For example Kyle Smith, who appeared to be firing a gun during a video that was widely seen on CNN just before the grand jury met, has been indicted. Paul Landers, a member of the Austin Escondido Motorcycle Club was indicted last week but none of his club brothers who were with him that day, including his chapter president, were indicted. Dusty Oehlert, a prospect with the Rebel Riders Motorcycle Club was indicted but none of his club brothers, including his chapter president were. Men who were simply standing in the parking a lot 100 yards from the melee near the Twin Peaks restaurant last May 17 were indicted. Burton George Bergman, who was walking to the nearby Don Carlos restaurant when the shooting started was indicted last week. Clifford Pierce, a Cossacks Motorcycle Club prospect who reportedly sparked the massacre when he tried to stop a Bandidos club officer from parking, was not indicted.

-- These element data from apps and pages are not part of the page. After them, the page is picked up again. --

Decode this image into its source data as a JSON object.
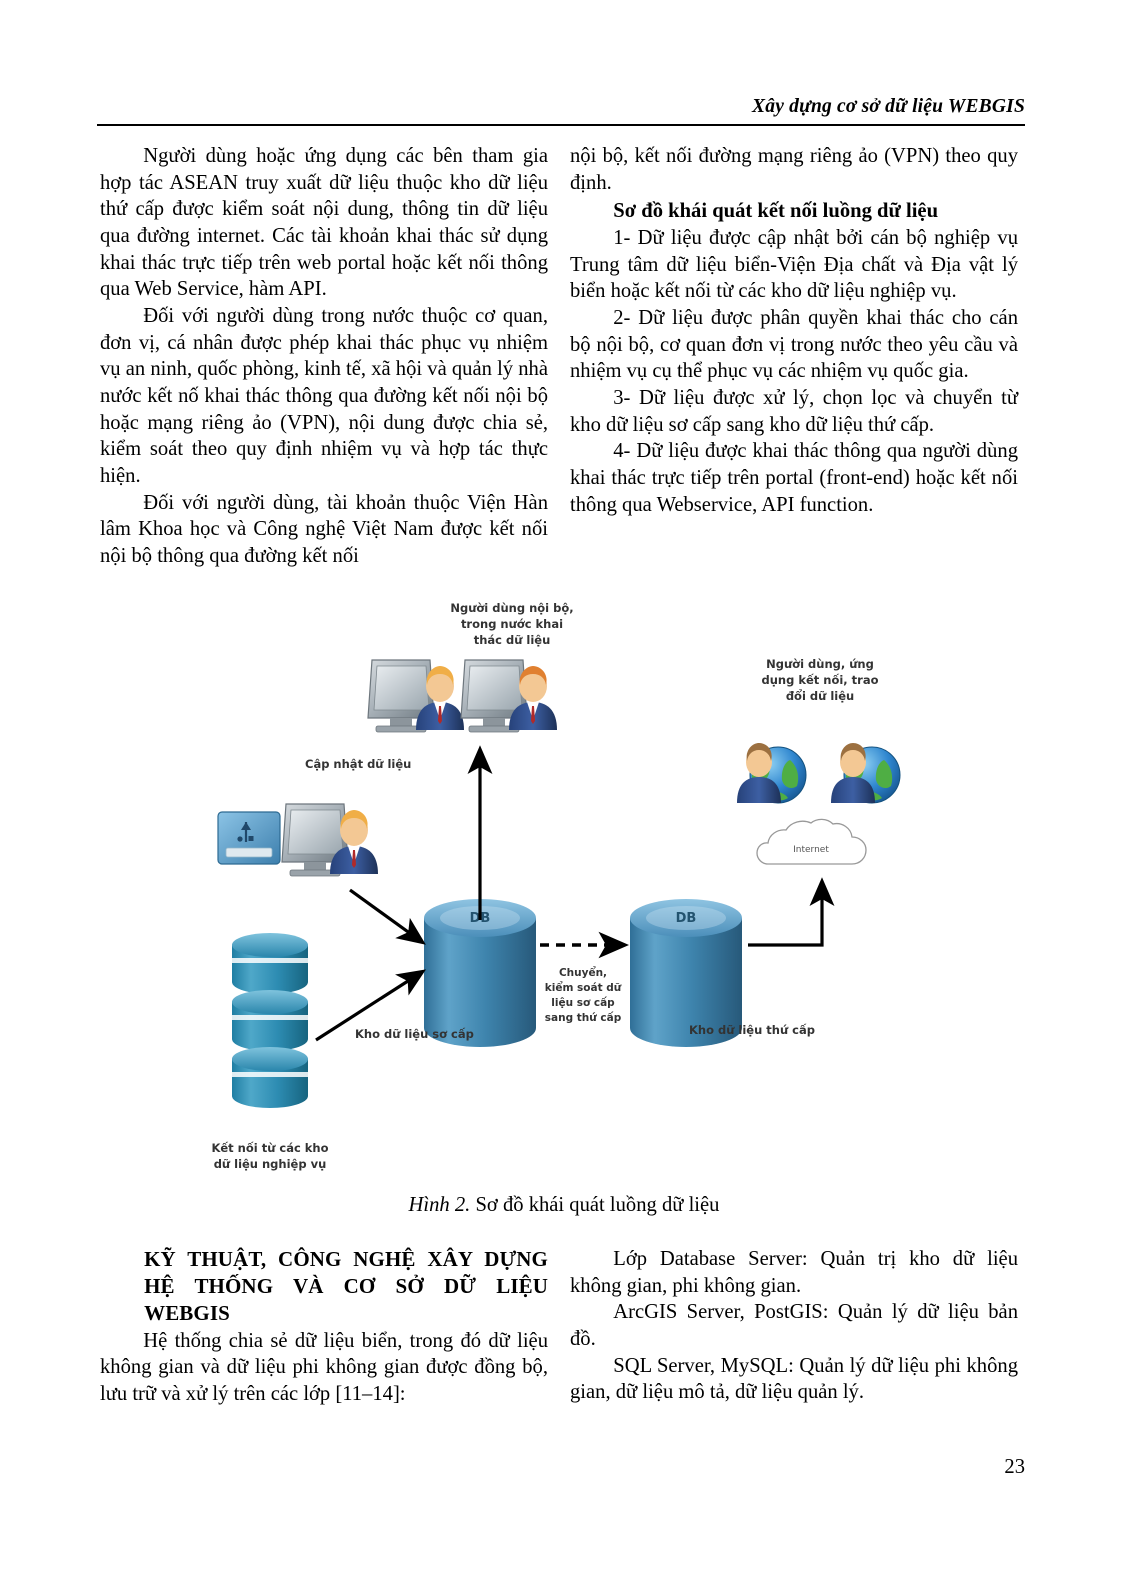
{
  "header": {
    "running_head": "Xây dựng cơ sở dữ liệu WEBGIS"
  },
  "page_number": "23",
  "body": {
    "left_column_top": [
      "Người dùng hoặc ứng dụng các bên tham gia hợp tác ASEAN truy xuất dữ liệu thuộc kho dữ liệu thứ cấp được kiểm soát nội dung, thông tin dữ liệu qua đường internet. Các tài khoản khai thác sử dụng khai thác trực tiếp trên web portal hoặc kết nối thông qua Web Service, hàm API.",
      "Đối với người dùng trong nước thuộc cơ quan, đơn vị, cá nhân được phép khai thác phục vụ nhiệm vụ an ninh, quốc phòng, kinh tế, xã hội và quản lý nhà nước kết nố khai thác thông qua đường kết nối nội bộ hoặc mạng riêng ảo (VPN), nội dung được chia sẻ, kiểm soát theo quy định nhiệm vụ và hợp tác thực hiện.",
      "Đối với người dùng, tài khoản thuộc Viện Hàn lâm Khoa học và Công nghệ Việt Nam được kết nối nội bộ thông qua đường kết nối"
    ],
    "right_column_top_intro": "nội bộ, kết nối đường mạng riêng ảo (VPN) theo quy định.",
    "right_column_subhead": "Sơ đồ khái quát kết nối luồng dữ liệu",
    "right_column_items": [
      "1- Dữ liệu được cập nhật bởi cán bộ nghiệp vụ Trung tâm dữ liệu biển-Viện Địa chất và Địa vật lý biển hoặc kết nối từ các kho dữ liệu nghiệp vụ.",
      "2- Dữ liệu được phân quyền khai thác cho cán bộ nội bộ, cơ quan đơn vị trong nước theo yêu cầu và nhiệm vụ cụ thể phục vụ các nhiệm vụ quốc gia.",
      "3- Dữ liệu được xử lý, chọn lọc và chuyển từ kho dữ liệu sơ cấp sang kho dữ liệu thứ cấp.",
      "4- Dữ liệu được khai thác thông qua người dùng khai thác trực tiếp trên portal (front-end) hoặc kết nối thông qua Webservice, API function."
    ],
    "bottom_section_title_line1": "KỸ THUẬT, CÔNG NGHỆ XÂY DỰNG",
    "bottom_section_title_line2": "HỆ THỐNG VÀ CƠ SỞ DỮ LIỆU",
    "bottom_section_title_line3": "WEBGIS",
    "bottom_left_paragraph": "Hệ thống chia sẻ dữ liệu biển, trong đó dữ liệu không gian và dữ liệu phi không gian được đồng bộ, lưu trữ và xử lý trên các lớp [11–14]:",
    "bottom_right_paragraphs": [
      "Lớp Database Server: Quản trị kho dữ liệu không gian, phi không gian.",
      "ArcGIS Server, PostGIS: Quản lý dữ liệu bản đồ.",
      "SQL Server, MySQL: Quản lý dữ liệu phi không gian, dữ liệu mô tả, dữ liệu quản lý."
    ]
  },
  "figure": {
    "caption_label": "Hình 2.",
    "caption_text": "Sơ đồ khái quát luồng dữ liệu",
    "labels": {
      "internal_users": [
        "Người dùng nội bộ,",
        "trong nước khai",
        "thác dữ liệu"
      ],
      "external_users": [
        "Người dùng, ứng",
        "dụng kết nối, trao",
        "đổi dữ liệu"
      ],
      "update_data": "Cập nhật dữ liệu",
      "primary_store": "Kho dữ liệu sơ cấp",
      "secondary_store": "Kho dữ liệu thứ cấp",
      "transfer": [
        "Chuyển,",
        "kiểm soát dữ",
        "liệu sơ cấp",
        "sang thứ cấp"
      ],
      "business_stores": [
        "Kết nối từ các kho",
        "dữ liệu nghiệp vụ"
      ],
      "internet_cloud": "Internet",
      "db_badge": "DB"
    },
    "colors": {
      "db_cylinder": "#3a7ca8",
      "db_cylinder_light": "#5b9dc6",
      "stack_cylinder": "#2f8fb5",
      "globe_blue": "#2f7fc4",
      "globe_green": "#4fae44",
      "person_shirt": "#2e4f8f",
      "person_skin": "#f0c08a",
      "monitor_gray": "#9aa3ab",
      "arrow": "#000000",
      "cloud_outline": "#888888"
    }
  }
}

Pierce’s name appears in a sworn statement made November 3 in Houston by an attorney named James C. Winton. Winton represents the Waco Twin Peaks franchise in the five lawsuits that have been filed against that restaurant. In that statement, Winton alleges that “Pierce was not arrested and has simply vanished into thin air – his apartment cleaned out and never seen again. Was this gentleman who was so close to the spark, perhaps even the spark himself, an undercover police officer? Was he a confidential informant? Is he now in a witness protection program? No one knows.”
“We believe,” Winton continues, “that the evidence will show that too many of the dead and injured were hit in the head and upper torso for them to have been shot by bikers using pistols while ducking for cover. We believe that once ballistic reports are released, law enforcement officers will be shown to have played a substantial role in the shooting and causing the melee.”
As of yet, no police officer at the Twin Peaks Massacre has been indicted for his actions.